Page and application data records:
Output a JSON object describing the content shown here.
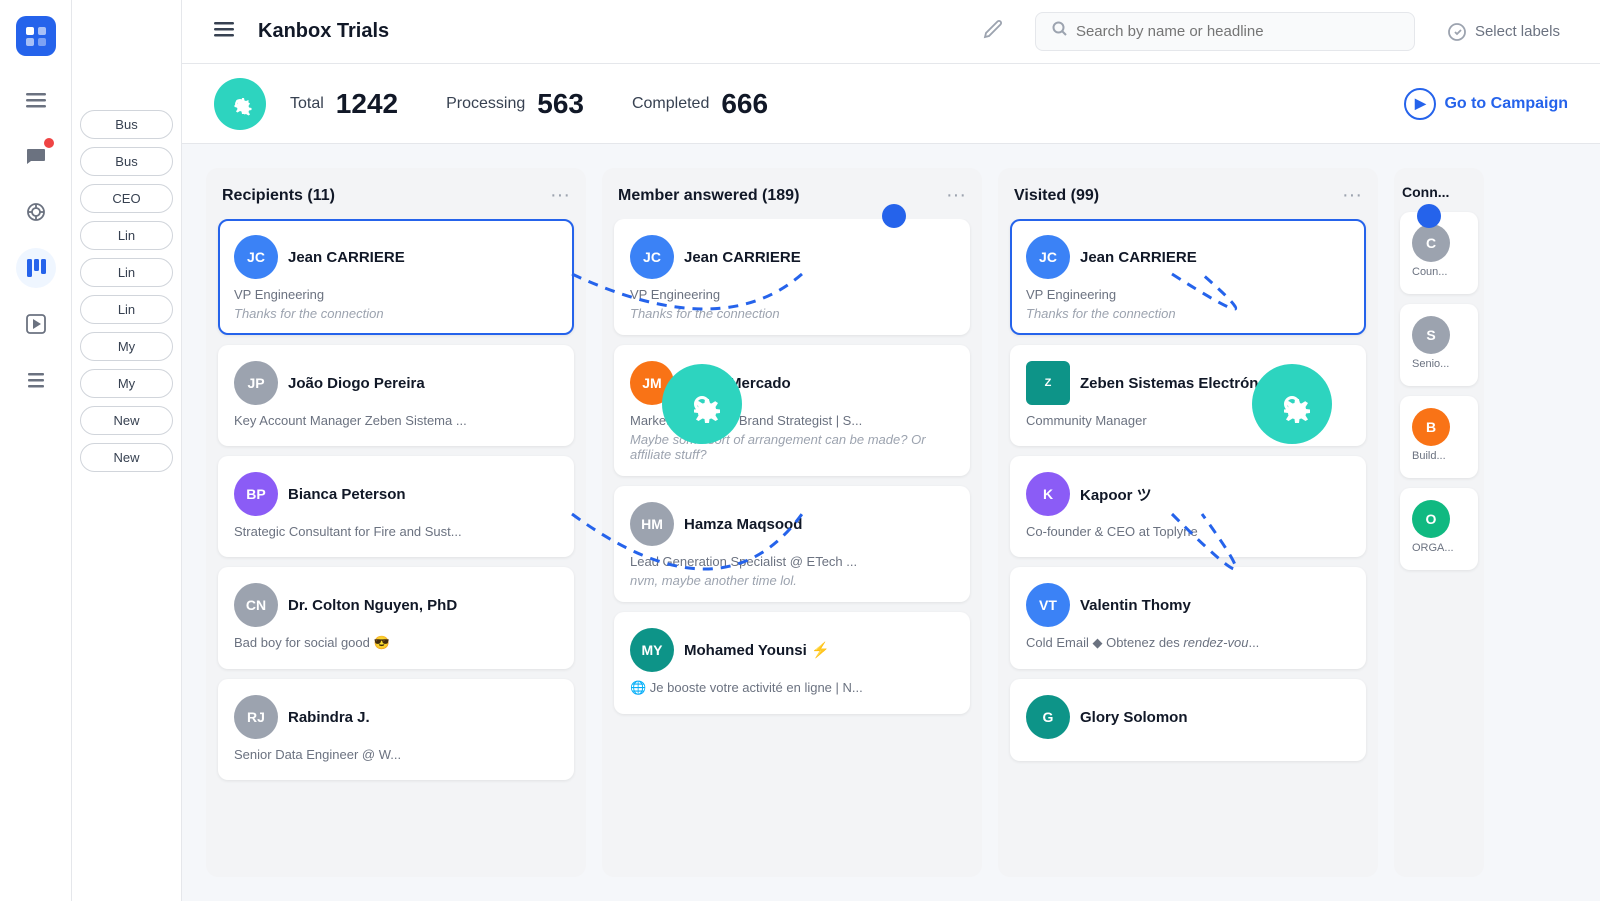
{
  "app": {
    "logo_text": "🟦",
    "title": "Kanbox Trials",
    "edit_icon": "✏️",
    "search_placeholder": "Search by name or headline",
    "label_select": "Select labels"
  },
  "stats": {
    "gear_icon": "⚙️",
    "total_label": "Total",
    "total_value": "1242",
    "processing_label": "Processing",
    "processing_value": "563",
    "completed_label": "Completed",
    "completed_value": "666",
    "go_campaign": "Go to Campaign"
  },
  "sidebar": {
    "icons": [
      "☰",
      "💬",
      "🎯",
      "📊",
      "▶",
      "📋"
    ],
    "labels": [
      "Bus",
      "Bus",
      "CEO",
      "Lin",
      "Lin",
      "Lin",
      "My",
      "My",
      "New",
      "New"
    ]
  },
  "columns": [
    {
      "id": "recipients",
      "title": "Recipients (11)",
      "cards": [
        {
          "name": "Jean CARRIERE",
          "subtitle": "VP Engineering",
          "msg": "Thanks for the connection",
          "avatar_initials": "JC",
          "avatar_color": "av-blue",
          "highlighted": true
        },
        {
          "name": "João Diogo Pereira",
          "subtitle": "Key Account Manager Zeben Sistema ...",
          "msg": "",
          "avatar_initials": "JP",
          "avatar_color": "av-gray"
        },
        {
          "name": "Bianca Peterson",
          "subtitle": "Strategic Consultant for Fire and Sust...",
          "msg": "",
          "avatar_initials": "BP",
          "avatar_color": "av-purple"
        },
        {
          "name": "Dr. Colton Nguyen, PhD",
          "subtitle": "Bad boy for social good 😎",
          "msg": "",
          "avatar_initials": "CN",
          "avatar_color": "av-gray"
        },
        {
          "name": "Rabindra J.",
          "subtitle": "Senior Data Engineer @ W...",
          "msg": "",
          "avatar_initials": "RJ",
          "avatar_color": "av-gray"
        }
      ]
    },
    {
      "id": "member-answered",
      "title": "Member answered (189)",
      "cards": [
        {
          "name": "Jean CARRIERE",
          "subtitle": "VP Engineering",
          "msg": "Thanks for the connection",
          "avatar_initials": "JC",
          "avatar_color": "av-blue",
          "highlighted": false
        },
        {
          "name": "Jorge Mercado",
          "subtitle": "Marketing Expert | Brand Strategist | S...",
          "msg": "Maybe some sort of arrangement can be made? Or affiliate stuff?",
          "avatar_initials": "JM",
          "avatar_color": "av-orange"
        },
        {
          "name": "Hamza Maqsood",
          "subtitle": "Lead Generation Specialist @ ETech ...",
          "msg": "nvm, maybe another time lol.",
          "avatar_initials": "HM",
          "avatar_color": "av-gray"
        },
        {
          "name": "Mohamed Younsi ⚡",
          "subtitle": "🌐 Je booste votre activité en ligne | N...",
          "msg": "",
          "avatar_initials": "MY",
          "avatar_color": "av-teal"
        }
      ]
    },
    {
      "id": "visited",
      "title": "Visited (99)",
      "cards": [
        {
          "name": "Jean CARRIERE",
          "subtitle": "VP Engineering",
          "msg": "Thanks for the connection",
          "avatar_initials": "JC",
          "avatar_color": "av-blue",
          "highlighted": true
        },
        {
          "name": "Zeben Sistemas Electrón...",
          "subtitle": "Community Manager",
          "msg": "",
          "avatar_initials": "Z",
          "avatar_color": "av-teal",
          "is_company": true
        },
        {
          "name": "Kapoor ツ",
          "subtitle": "Co-founder & CEO at Toplyne",
          "msg": "",
          "avatar_initials": "K",
          "avatar_color": "av-purple"
        },
        {
          "name": "Valentin Thomy",
          "subtitle": "Cold Email ◆ Obtenez des rendez-vou...",
          "msg": "",
          "avatar_initials": "VT",
          "avatar_color": "av-blue"
        },
        {
          "name": "Glory Solomon",
          "subtitle": "",
          "msg": "",
          "avatar_initials": "G",
          "avatar_color": "av-teal"
        }
      ]
    },
    {
      "id": "conn-partial",
      "title": "Conn...",
      "cards": [
        {
          "name": "",
          "subtitle": "Coun...",
          "avatar_initials": "C",
          "avatar_color": "av-gray"
        },
        {
          "name": "",
          "subtitle": "Senio...",
          "avatar_initials": "S",
          "avatar_color": "av-gray"
        },
        {
          "name": "",
          "subtitle": "Build...",
          "avatar_initials": "B",
          "avatar_color": "av-orange"
        },
        {
          "name": "",
          "subtitle": "ORGA...",
          "avatar_initials": "O",
          "avatar_color": "av-green"
        }
      ]
    }
  ]
}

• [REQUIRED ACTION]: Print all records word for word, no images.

• [ANSWER TO THIS EXERCISE]:
Output a JSON object describing the content shown here.
{
  "app": {
    "logo_text": "🟦",
    "title": "Kanbox Trials",
    "edit_icon": "✏️",
    "search_placeholder": "Search by name or headline",
    "label_select": "Select labels"
  },
  "stats": {
    "gear_icon": "⚙️",
    "total_label": "Total",
    "total_value": "1242",
    "processing_label": "Processing",
    "processing_value": "563",
    "completed_label": "Completed",
    "completed_value": "666",
    "go_campaign": "Go to Campaign"
  },
  "sidebar": {
    "icons": [
      "☰",
      "💬",
      "🎯",
      "📊",
      "▶",
      "📋"
    ],
    "labels": [
      "Bus",
      "Bus",
      "CEO",
      "Lin",
      "Lin",
      "Lin",
      "My",
      "My",
      "New",
      "New"
    ]
  },
  "columns": [
    {
      "id": "recipients",
      "title": "Recipients (11)",
      "cards": [
        {
          "name": "Jean CARRIERE",
          "subtitle": "VP Engineering",
          "msg": "Thanks for the connection",
          "avatar_initials": "JC",
          "avatar_color": "av-blue",
          "highlighted": true
        },
        {
          "name": "João Diogo Pereira",
          "subtitle": "Key Account Manager Zeben Sistema ...",
          "msg": "",
          "avatar_initials": "JP",
          "avatar_color": "av-gray"
        },
        {
          "name": "Bianca Peterson",
          "subtitle": "Strategic Consultant for Fire and Sust...",
          "msg": "",
          "avatar_initials": "BP",
          "avatar_color": "av-purple"
        },
        {
          "name": "Dr. Colton Nguyen, PhD",
          "subtitle": "Bad boy for social good 😎",
          "msg": "",
          "avatar_initials": "CN",
          "avatar_color": "av-gray"
        },
        {
          "name": "Rabindra J.",
          "subtitle": "Senior Data Engineer @ W...",
          "msg": "",
          "avatar_initials": "RJ",
          "avatar_color": "av-gray"
        }
      ]
    },
    {
      "id": "member-answered",
      "title": "Member answered (189)",
      "cards": [
        {
          "name": "Jean CARRIERE",
          "subtitle": "VP Engineering",
          "msg": "Thanks for the connection",
          "avatar_initials": "JC",
          "avatar_color": "av-blue",
          "highlighted": false
        },
        {
          "name": "Jorge Mercado",
          "subtitle": "Marketing Expert | Brand Strategist | S...",
          "msg": "Maybe some sort of arrangement can be made? Or affiliate stuff?",
          "avatar_initials": "JM",
          "avatar_color": "av-orange"
        },
        {
          "name": "Hamza Maqsood",
          "subtitle": "Lead Generation Specialist @ ETech ...",
          "msg": "nvm, maybe another time lol.",
          "avatar_initials": "HM",
          "avatar_color": "av-gray"
        },
        {
          "name": "Mohamed Younsi ⚡",
          "subtitle": "🌐 Je booste votre activité en ligne | N...",
          "msg": "",
          "avatar_initials": "MY",
          "avatar_color": "av-teal"
        }
      ]
    },
    {
      "id": "visited",
      "title": "Visited (99)",
      "cards": [
        {
          "name": "Jean CARRIERE",
          "subtitle": "VP Engineering",
          "msg": "Thanks for the connection",
          "avatar_initials": "JC",
          "avatar_color": "av-blue",
          "highlighted": true
        },
        {
          "name": "Zeben Sistemas Electrón...",
          "subtitle": "Community Manager",
          "msg": "",
          "avatar_initials": "Z",
          "avatar_color": "av-teal",
          "is_company": true
        },
        {
          "name": "Kapoor ツ",
          "subtitle": "Co-founder & CEO at Toplyne",
          "msg": "",
          "avatar_initials": "K",
          "avatar_color": "av-purple"
        },
        {
          "name": "Valentin Thomy",
          "subtitle": "Cold Email ◆ Obtenez des rendez-vou...",
          "msg": "",
          "avatar_initials": "VT",
          "avatar_color": "av-blue"
        },
        {
          "name": "Glory Solomon",
          "subtitle": "",
          "msg": "",
          "avatar_initials": "G",
          "avatar_color": "av-teal"
        }
      ]
    },
    {
      "id": "conn-partial",
      "title": "Conn...",
      "cards": [
        {
          "name": "",
          "subtitle": "Coun...",
          "avatar_initials": "C",
          "avatar_color": "av-gray"
        },
        {
          "name": "",
          "subtitle": "Senio...",
          "avatar_initials": "S",
          "avatar_color": "av-gray"
        },
        {
          "name": "",
          "subtitle": "Build...",
          "avatar_initials": "B",
          "avatar_color": "av-orange"
        },
        {
          "name": "",
          "subtitle": "ORGA...",
          "avatar_initials": "O",
          "avatar_color": "av-green"
        }
      ]
    }
  ]
}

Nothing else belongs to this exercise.